*** THE INPUT Section Begins ***

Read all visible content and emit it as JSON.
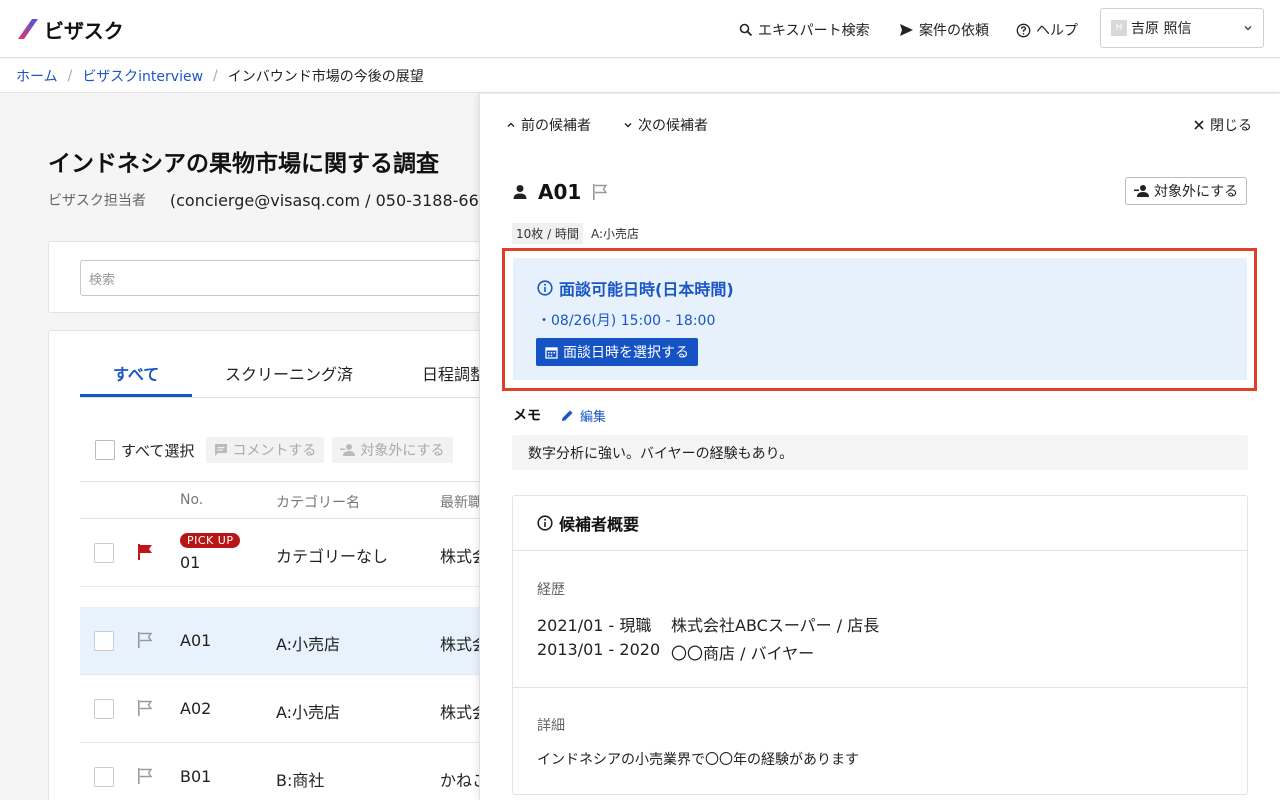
{
  "colors": {
    "accent": "#1a56c4",
    "highlight_border": "#e0402a",
    "pickup_badge": "#b81616",
    "info_bg": "#e7f1fc",
    "selected_row_bg": "#e8f2fc"
  },
  "header": {
    "logo_text": "ビザスク",
    "nav": {
      "expert_search": "エキスパート検索",
      "request": "案件の依頼",
      "help": "ヘルプ"
    },
    "user": {
      "avatar_initials": "H",
      "name": "吉原 照信"
    }
  },
  "breadcrumb": {
    "home": "ホーム",
    "interview": "ビザスクinterview",
    "current": "インバウンド市場の今後の展望"
  },
  "project": {
    "title": "インドネシアの果物市場に関する調査",
    "owner_label": "ビザスク担当者",
    "owner_contact": "(concierge@visasq.com / 050-3188-66"
  },
  "search": {
    "placeholder": "検索"
  },
  "tabs": [
    {
      "label": "すべて"
    },
    {
      "label": "スクリーニング済"
    },
    {
      "label": "日程調整"
    }
  ],
  "bulk": {
    "select_all": "すべて選択",
    "comment": "コメントする",
    "exclude": "対象外にする"
  },
  "table": {
    "headers": {
      "no": "No.",
      "category": "カテゴリー名",
      "latest": "最新職"
    },
    "rows": [
      {
        "badge": "PICK UP",
        "no": "01",
        "category": "カテゴリーなし",
        "company": "株式会",
        "flagged": true
      },
      {
        "no": "A01",
        "category": "A:小売店",
        "company": "株式会",
        "flagged": false,
        "selected": true
      },
      {
        "no": "A02",
        "category": "A:小売店",
        "company": "株式会",
        "flagged": false
      },
      {
        "no": "B01",
        "category": "B:商社",
        "company": "かねこ",
        "flagged": false
      }
    ]
  },
  "panel": {
    "prev": "前の候補者",
    "next": "次の候補者",
    "close": "閉じる",
    "candidate_id": "A01",
    "exclude_button": "対象外にする",
    "rate_badge": "10枚 / 時間",
    "category": "A:小売店",
    "availability": {
      "title": "面談可能日時(日本時間)",
      "slot": "・08/26(月) 15:00 - 18:00",
      "select_button": "面談日時を選択する"
    },
    "memo": {
      "label": "メモ",
      "edit": "編集",
      "text": "数字分析に強い。バイヤーの経験もあり。"
    },
    "overview": {
      "title": "候補者概要",
      "career_label": "経歴",
      "career": [
        {
          "period": "2021/01 - 現職",
          "desc": "株式会社ABCスーパー / 店長"
        },
        {
          "period": "2013/01 - 2020",
          "desc": "〇〇商店 / バイヤー"
        }
      ],
      "detail_label": "詳細",
      "detail_text": "インドネシアの小売業界で〇〇年の経験があります"
    }
  }
}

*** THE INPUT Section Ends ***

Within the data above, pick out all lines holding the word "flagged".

ANSWER AREA:
        "flagged": true
        "flagged": false,
        "flagged": false
        "flagged": false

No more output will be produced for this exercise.